### Work request
An exact copy of each line below is needed, with no images in it.

*** Opening of Data for this task ***

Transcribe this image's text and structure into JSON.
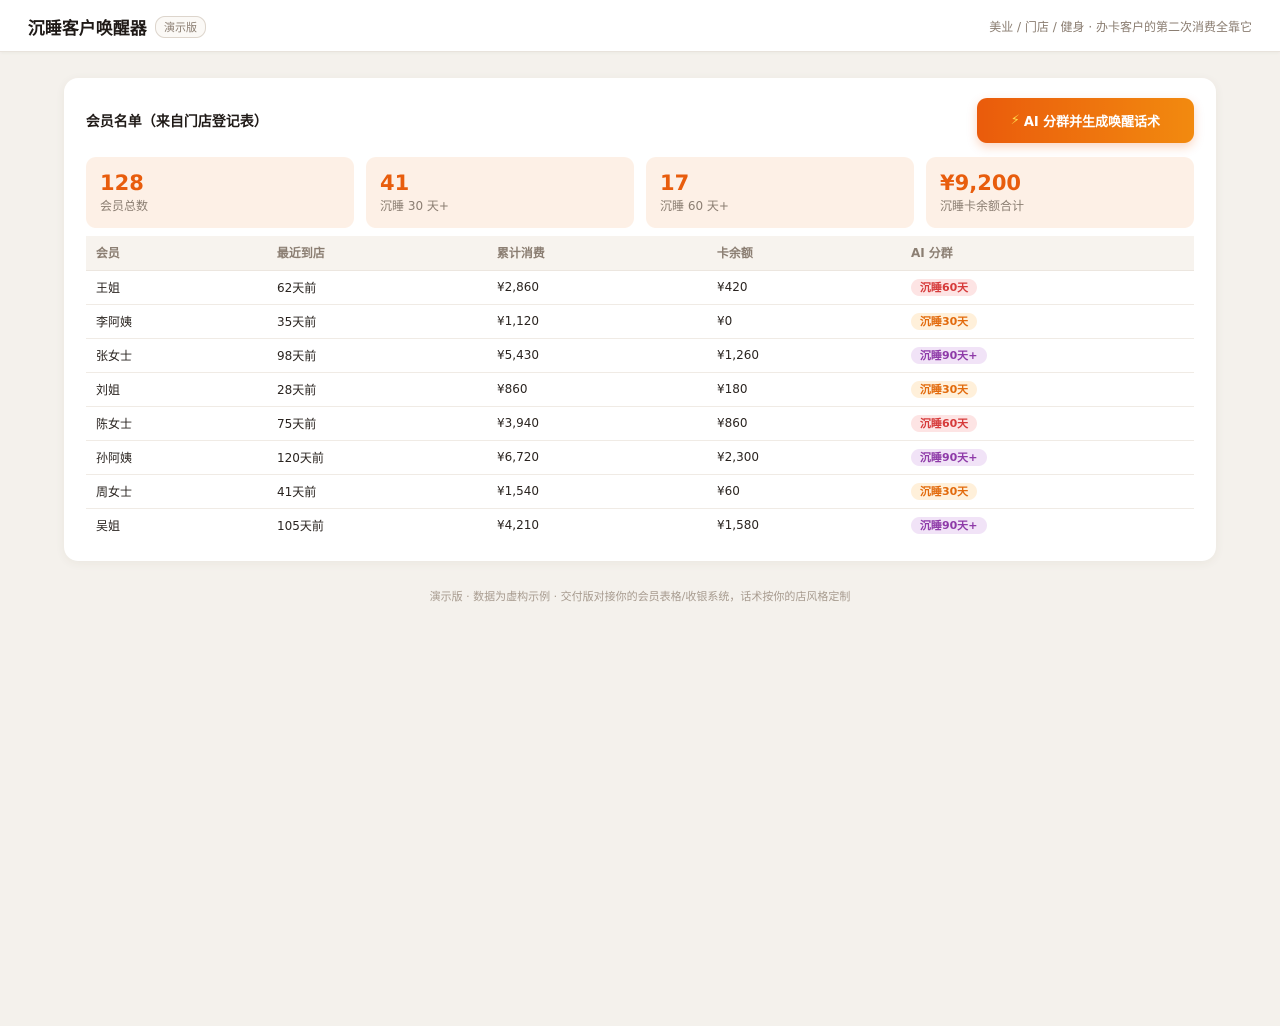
{
  "header": {
    "title": "沉睡客户唤醒器",
    "tag": "演示版",
    "subtitle": "美业 / 门店 / 健身 · 办卡客户的第二次消费全靠它"
  },
  "card": {
    "title": "会员名单（来自门店登记表）",
    "action_icon": "⚡",
    "action_label": "AI 分群并生成唤醒话术"
  },
  "stats": [
    {
      "value": "128",
      "label": "会员总数"
    },
    {
      "value": "41",
      "label": "沉睡 30 天+"
    },
    {
      "value": "17",
      "label": "沉睡 60 天+"
    },
    {
      "value": "¥9,200",
      "label": "沉睡卡余额合计"
    }
  ],
  "table": {
    "columns": [
      "会员",
      "最近到店",
      "累计消费",
      "卡余额",
      "AI 分群"
    ],
    "rows": [
      {
        "name": "王姐",
        "last": "62天前",
        "total": "¥2,860",
        "balance": "¥420",
        "group": "沉睡60天"
      },
      {
        "name": "李阿姨",
        "last": "35天前",
        "total": "¥1,120",
        "balance": "¥0",
        "group": "沉睡30天"
      },
      {
        "name": "张女士",
        "last": "98天前",
        "total": "¥5,430",
        "balance": "¥1,260",
        "group": "沉睡90天+"
      },
      {
        "name": "刘姐",
        "last": "28天前",
        "total": "¥860",
        "balance": "¥180",
        "group": "沉睡30天"
      },
      {
        "name": "陈女士",
        "last": "75天前",
        "total": "¥3,940",
        "balance": "¥860",
        "group": "沉睡60天"
      },
      {
        "name": "孙阿姨",
        "last": "120天前",
        "total": "¥6,720",
        "balance": "¥2,300",
        "group": "沉睡90天+"
      },
      {
        "name": "周女士",
        "last": "41天前",
        "total": "¥1,540",
        "balance": "¥60",
        "group": "沉睡30天"
      },
      {
        "name": "吴姐",
        "last": "105天前",
        "total": "¥4,210",
        "balance": "¥1,580",
        "group": "沉睡90天+"
      }
    ]
  },
  "badge_colors": {
    "沉睡30天": "#e26a0c",
    "沉睡60天": "#d63a3a",
    "沉睡90天+": "#8e3aa8"
  },
  "footer": "演示版 · 数据为虚构示例 · 交付版对接你的会员表格/收银系统，话术按你的店风格定制"
}
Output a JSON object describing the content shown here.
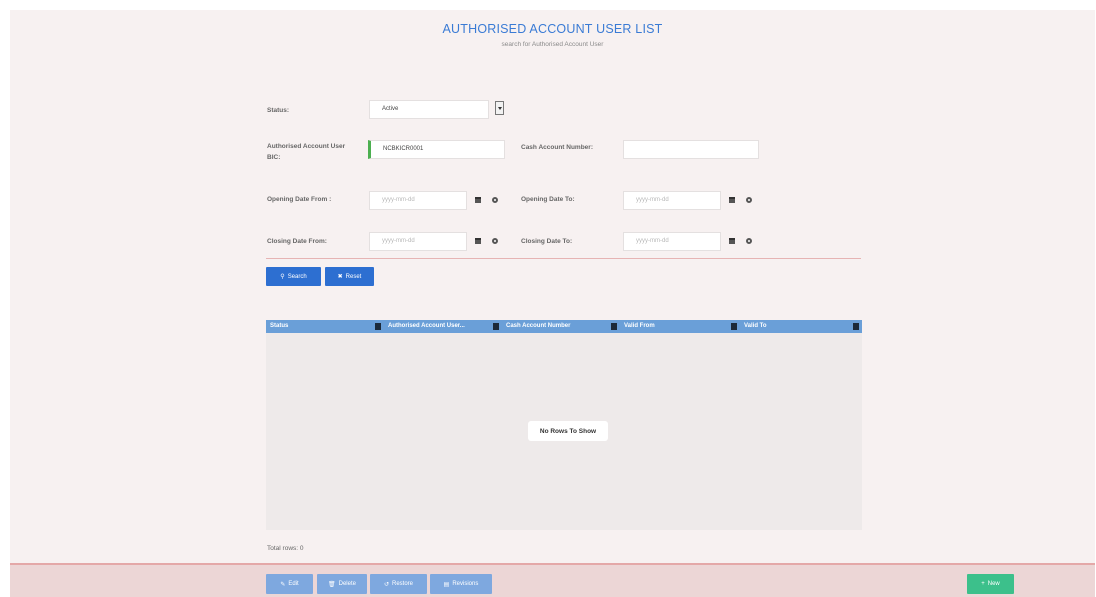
{
  "header": {
    "title": "AUTHORISED ACCOUNT USER LIST",
    "subtitle": "search for Authorised Account User"
  },
  "form": {
    "status_label": "Status:",
    "status_value": "Active",
    "bic_label": "Authorised Account User BIC:",
    "bic_value": "NCBKICR0001",
    "cash_account_label": "Cash Account Number:",
    "cash_account_value": "",
    "opening_from_label": "Opening Date From :",
    "opening_to_label": "Opening Date To:",
    "closing_from_label": "Closing Date From:",
    "closing_to_label": "Closing Date To:",
    "date_placeholder": "yyyy-mm-dd"
  },
  "actions": {
    "search_label": "Search",
    "reset_label": "Reset"
  },
  "grid": {
    "columns": [
      "Status",
      "Authorised Account User...",
      "Cash Account Number",
      "Valid From",
      "Valid To"
    ],
    "empty_message": "No Rows To Show",
    "total_rows": "Total rows: 0"
  },
  "footer": {
    "edit_label": "Edit",
    "delete_label": "Delete",
    "restore_label": "Restore",
    "revisions_label": "Revisions",
    "new_label": "New"
  },
  "colors": {
    "primary": "#2d6fd1",
    "header_blue": "#6a9fd8",
    "new_green": "#3cc08b",
    "divider_red": "#e6b4b4"
  }
}
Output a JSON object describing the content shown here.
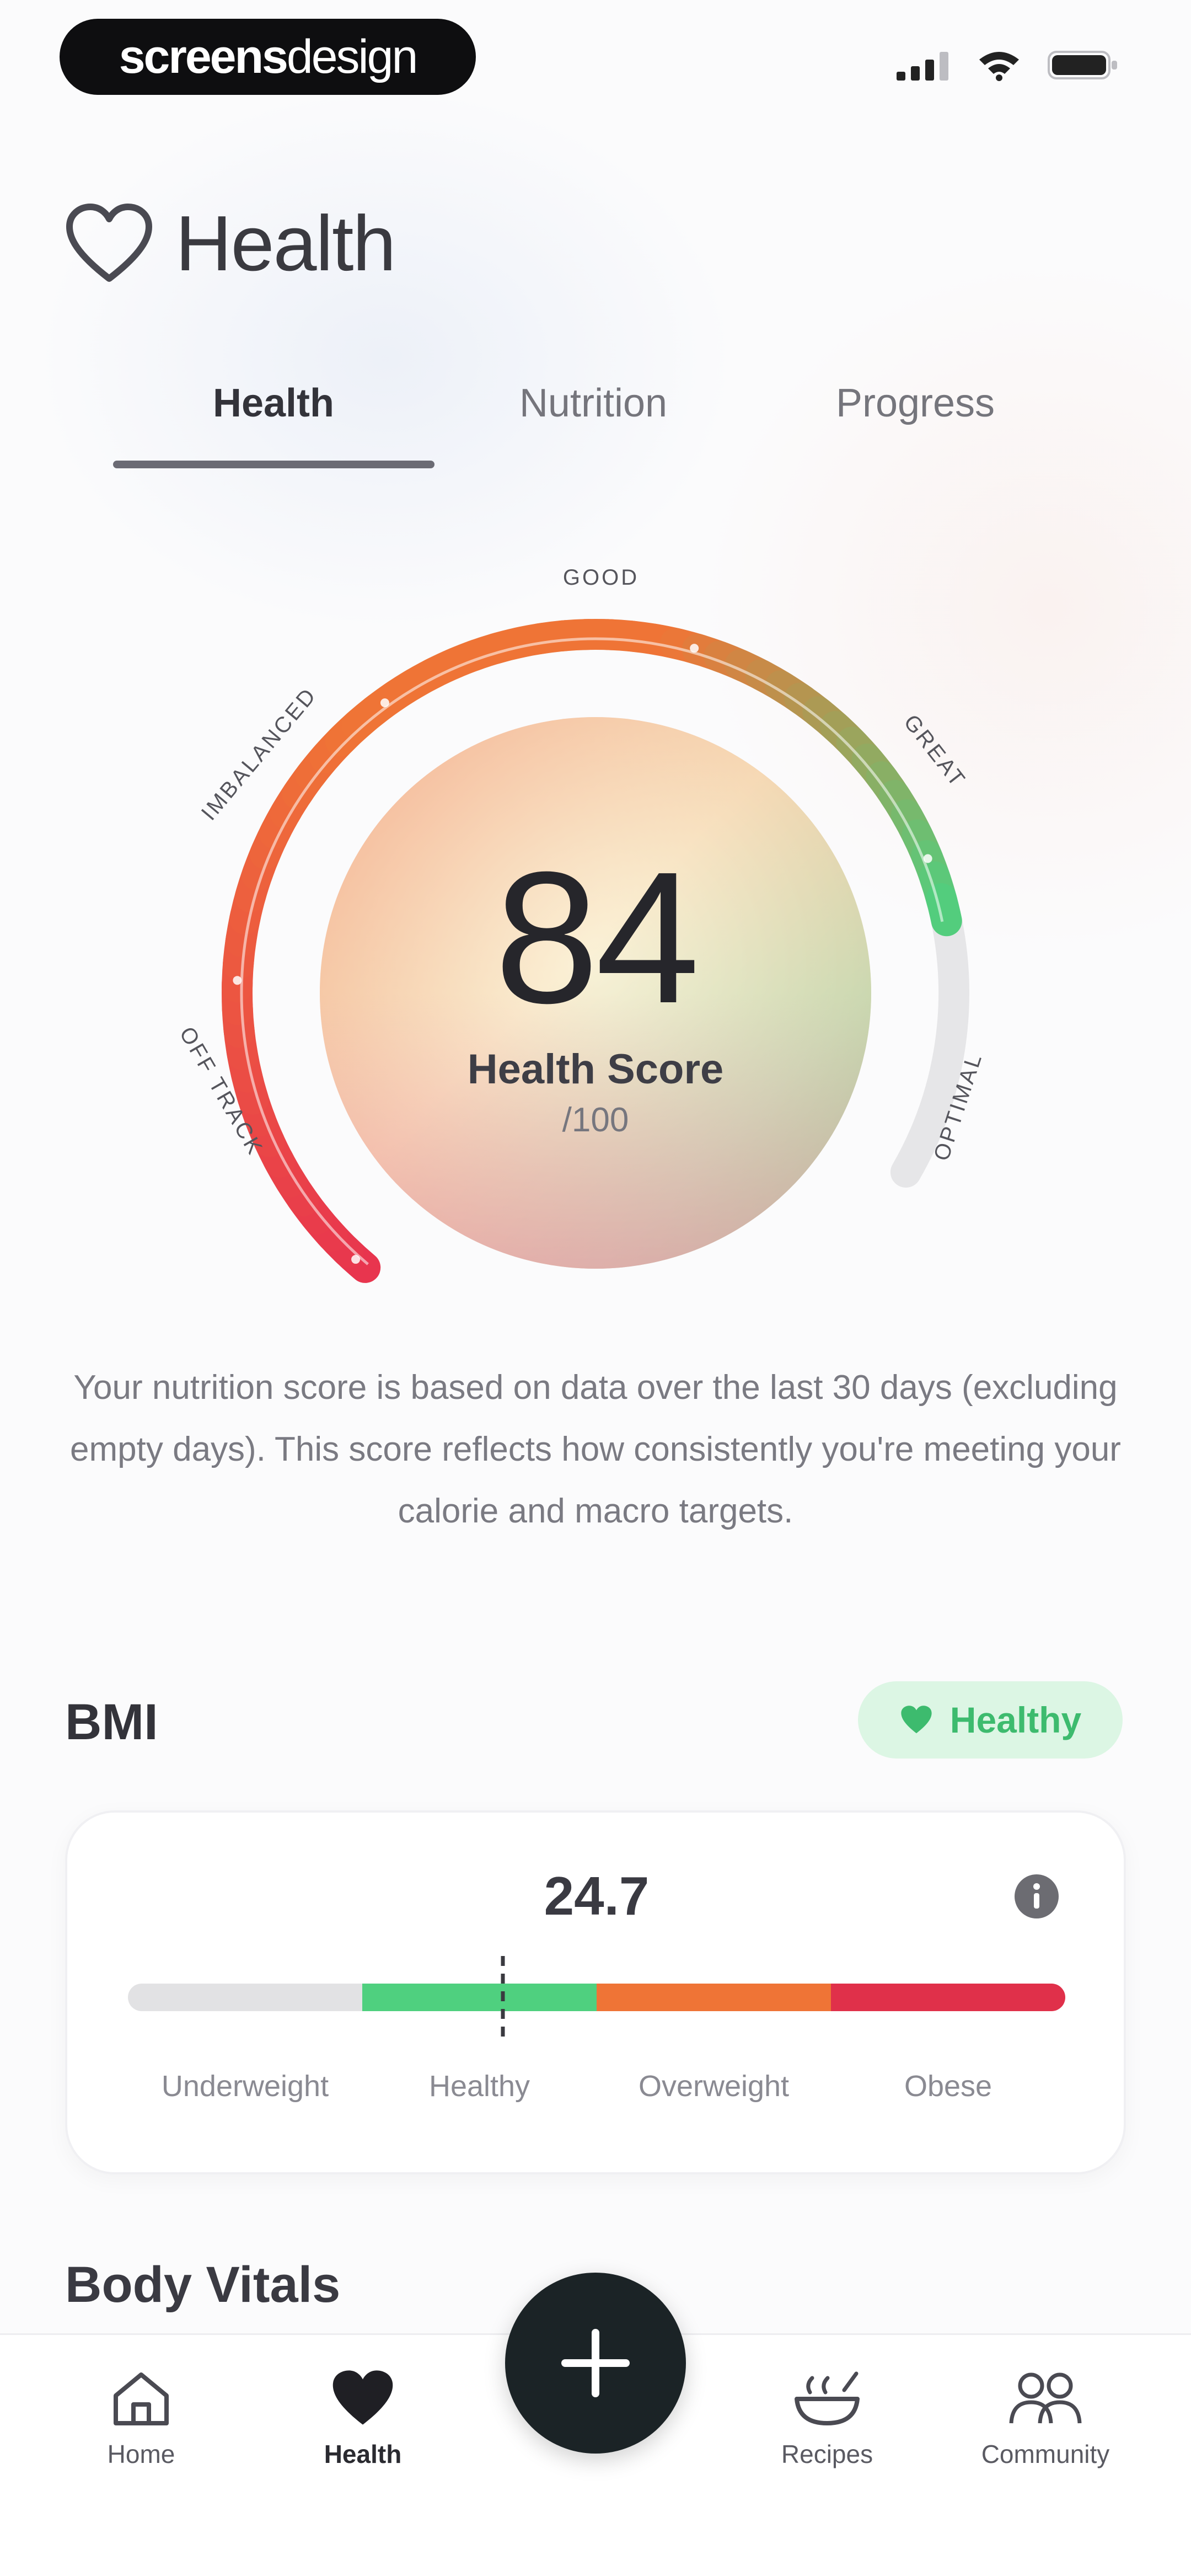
{
  "status_bar": {
    "brand_part1": "screens",
    "brand_part2": "design",
    "icons": [
      "signal-icon",
      "wifi-icon",
      "battery-icon"
    ]
  },
  "header": {
    "title": "Health",
    "icon": "heart-outline-icon"
  },
  "tabs": [
    {
      "label": "Health",
      "active": true
    },
    {
      "label": "Nutrition",
      "active": false
    },
    {
      "label": "Progress",
      "active": false
    }
  ],
  "gauge": {
    "score": "84",
    "label": "Health Score",
    "max": "/100",
    "score_fraction": 0.84,
    "zones": [
      {
        "label": "OFF TRACK"
      },
      {
        "label": "IMBALANCED"
      },
      {
        "label": "GOOD"
      },
      {
        "label": "GREAT"
      },
      {
        "label": "OPTIMAL"
      }
    ],
    "colors": {
      "red": "#e8344e",
      "orange": "#ef7436",
      "green": "#4fd07f",
      "track": "#e6e6e8"
    }
  },
  "description": "Your nutrition score is based on data over the last 30 days (excluding empty days). This score reflects how consistently you're meeting your calorie and macro targets.",
  "bmi": {
    "title": "BMI",
    "badge": "Healthy",
    "value": "24.7",
    "categories": [
      {
        "label": "Underweight",
        "color": "#e2e2e4"
      },
      {
        "label": "Healthy",
        "color": "#4fd07f"
      },
      {
        "label": "Overweight",
        "color": "#ef7436"
      },
      {
        "label": "Obese",
        "color": "#e0304a"
      }
    ],
    "marker_fraction": 0.4
  },
  "vitals": {
    "title": "Body Vitals"
  },
  "nav": {
    "items": [
      {
        "label": "Home",
        "icon": "home-icon"
      },
      {
        "label": "Health",
        "icon": "heart-icon"
      },
      {
        "label": "Recipes",
        "icon": "recipes-icon"
      },
      {
        "label": "Community",
        "icon": "community-icon"
      }
    ],
    "fab_icon": "plus-icon"
  }
}
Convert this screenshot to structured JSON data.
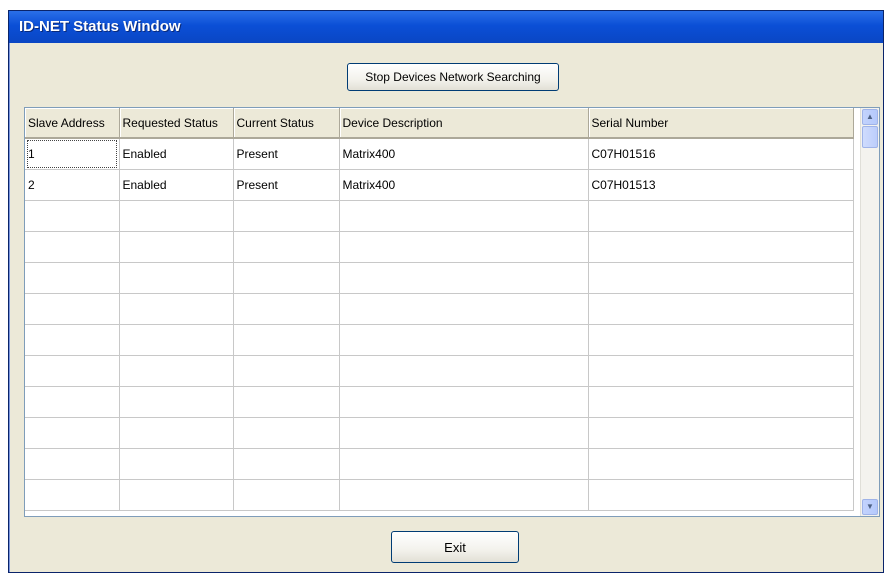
{
  "window": {
    "title": "ID-NET Status Window"
  },
  "toolbar": {
    "stop_label": "Stop Devices Network Searching"
  },
  "grid": {
    "columns": [
      "Slave Address",
      "Requested Status",
      "Current Status",
      "Device Description",
      "Serial Number"
    ],
    "rows": [
      [
        "1",
        "Enabled",
        "Present",
        "Matrix400",
        "C07H01516"
      ],
      [
        "2",
        "Enabled",
        "Present",
        "Matrix400",
        "C07H01513"
      ]
    ],
    "empty_rows": 10
  },
  "scrollbar": {
    "up_icon": "scroll-up-arrow-icon",
    "down_icon": "scroll-down-arrow-icon"
  },
  "footer": {
    "exit_label": "Exit"
  }
}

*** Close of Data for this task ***

### Completed task
Transcribe this image's text and structure into JSON.
{
  "header": {
    "title": "沉睡客户唤醒器",
    "tag": "演示版",
    "subtitle": "美业 / 门店 / 健身 · 办卡客户的第二次消费全靠它"
  },
  "card": {
    "title": "会员名单（来自门店登记表）",
    "action_icon": "⚡",
    "action_label": "AI 分群并生成唤醒话术"
  },
  "stats": [
    {
      "value": "128",
      "label": "会员总数"
    },
    {
      "value": "41",
      "label": "沉睡 30 天+"
    },
    {
      "value": "17",
      "label": "沉睡 60 天+"
    },
    {
      "value": "¥9,200",
      "label": "沉睡卡余额合计"
    }
  ],
  "table": {
    "columns": [
      "会员",
      "最近到店",
      "累计消费",
      "卡余额",
      "AI 分群"
    ],
    "rows": [
      {
        "name": "王姐",
        "last": "62天前",
        "total": "¥2,860",
        "balance": "¥420",
        "group": "沉睡60天"
      },
      {
        "name": "李阿姨",
        "last": "35天前",
        "total": "¥1,120",
        "balance": "¥0",
        "group": "沉睡30天"
      },
      {
        "name": "张女士",
        "last": "98天前",
        "total": "¥5,430",
        "balance": "¥1,260",
        "group": "沉睡90天+"
      },
      {
        "name": "刘姐",
        "last": "28天前",
        "total": "¥860",
        "balance": "¥180",
        "group": "沉睡30天"
      },
      {
        "name": "陈女士",
        "last": "75天前",
        "total": "¥3,940",
        "balance": "¥860",
        "group": "沉睡60天"
      },
      {
        "name": "孙阿姨",
        "last": "120天前",
        "total": "¥6,720",
        "balance": "¥2,300",
        "group": "沉睡90天+"
      },
      {
        "name": "周女士",
        "last": "41天前",
        "total": "¥1,540",
        "balance": "¥60",
        "group": "沉睡30天"
      },
      {
        "name": "吴姐",
        "last": "105天前",
        "total": "¥4,210",
        "balance": "¥1,580",
        "group": "沉睡90天+"
      }
    ]
  },
  "badge_colors": {
    "沉睡30天": "#e26a0c",
    "沉睡60天": "#d63a3a",
    "沉睡90天+": "#8e3aa8"
  },
  "footer": "演示版 · 数据为虚构示例 · 交付版对接你的会员表格/收银系统，话术按你的店风格定制"
}
Output a JSON object describing the content shown here.
{
  "header": {
    "title": "AUTHORISED ACCOUNT USER LIST",
    "subtitle": "search for Authorised Account User"
  },
  "form": {
    "status_label": "Status:",
    "status_value": "Active",
    "bic_label": "Authorised Account User BIC:",
    "bic_value": "NCBKICR0001",
    "cash_account_label": "Cash Account Number:",
    "cash_account_value": "",
    "opening_from_label": "Opening Date From :",
    "opening_to_label": "Opening Date To:",
    "closing_from_label": "Closing Date From:",
    "closing_to_label": "Closing Date To:",
    "date_placeholder": "yyyy-mm-dd"
  },
  "actions": {
    "search_label": "Search",
    "reset_label": "Reset"
  },
  "grid": {
    "columns": [
      "Status",
      "Authorised Account User...",
      "Cash Account Number",
      "Valid From",
      "Valid To"
    ],
    "empty_message": "No Rows To Show",
    "total_rows": "Total rows: 0"
  },
  "footer": {
    "edit_label": "Edit",
    "delete_label": "Delete",
    "restore_label": "Restore",
    "revisions_label": "Revisions",
    "new_label": "New"
  },
  "colors": {
    "primary": "#2d6fd1",
    "header_blue": "#6a9fd8",
    "new_green": "#3cc08b",
    "divider_red": "#e6b4b4"
  }
}
Output a JSON object describing the content shown here.
{
  "status_bar": {
    "brand_part1": "screens",
    "brand_part2": "design",
    "icons": [
      "signal-icon",
      "wifi-icon",
      "battery-icon"
    ]
  },
  "header": {
    "title": "Health",
    "icon": "heart-outline-icon"
  },
  "tabs": [
    {
      "label": "Health",
      "active": true
    },
    {
      "label": "Nutrition",
      "active": false
    },
    {
      "label": "Progress",
      "active": false
    }
  ],
  "gauge": {
    "score": "84",
    "label": "Health Score",
    "max": "/100",
    "score_fraction": 0.84,
    "zones": [
      {
        "label": "OFF TRACK"
      },
      {
        "label": "IMBALANCED"
      },
      {
        "label": "GOOD"
      },
      {
        "label": "GREAT"
      },
      {
        "label": "OPTIMAL"
      }
    ],
    "colors": {
      "red": "#e8344e",
      "orange": "#ef7436",
      "green": "#4fd07f",
      "track": "#e6e6e8"
    }
  },
  "description": "Your nutrition score is based on data over the last 30 days (excluding empty days). This score reflects how consistently you're meeting your calorie and macro targets.",
  "bmi": {
    "title": "BMI",
    "badge": "Healthy",
    "value": "24.7",
    "categories": [
      {
        "label": "Underweight",
        "color": "#e2e2e4"
      },
      {
        "label": "Healthy",
        "color": "#4fd07f"
      },
      {
        "label": "Overweight",
        "color": "#ef7436"
      },
      {
        "label": "Obese",
        "color": "#e0304a"
      }
    ],
    "marker_fraction": 0.4
  },
  "vitals": {
    "title": "Body Vitals"
  },
  "nav": {
    "items": [
      {
        "label": "Home",
        "icon": "home-icon"
      },
      {
        "label": "Health",
        "icon": "heart-icon"
      },
      {
        "label": "Recipes",
        "icon": "recipes-icon"
      },
      {
        "label": "Community",
        "icon": "community-icon"
      }
    ],
    "fab_icon": "plus-icon"
  }
}
Convert this screenshot to structured JSON data.
{
  "window": {
    "title": "ID-NET Status Window"
  },
  "toolbar": {
    "stop_label": "Stop Devices Network Searching"
  },
  "grid": {
    "columns": [
      "Slave Address",
      "Requested Status",
      "Current Status",
      "Device Description",
      "Serial Number"
    ],
    "rows": [
      [
        "1",
        "Enabled",
        "Present",
        "Matrix400",
        "C07H01516"
      ],
      [
        "2",
        "Enabled",
        "Present",
        "Matrix400",
        "C07H01513"
      ]
    ],
    "empty_rows": 10
  },
  "scrollbar": {
    "up_icon": "scroll-up-arrow-icon",
    "down_icon": "scroll-down-arrow-icon"
  },
  "footer": {
    "exit_label": "Exit"
  }
}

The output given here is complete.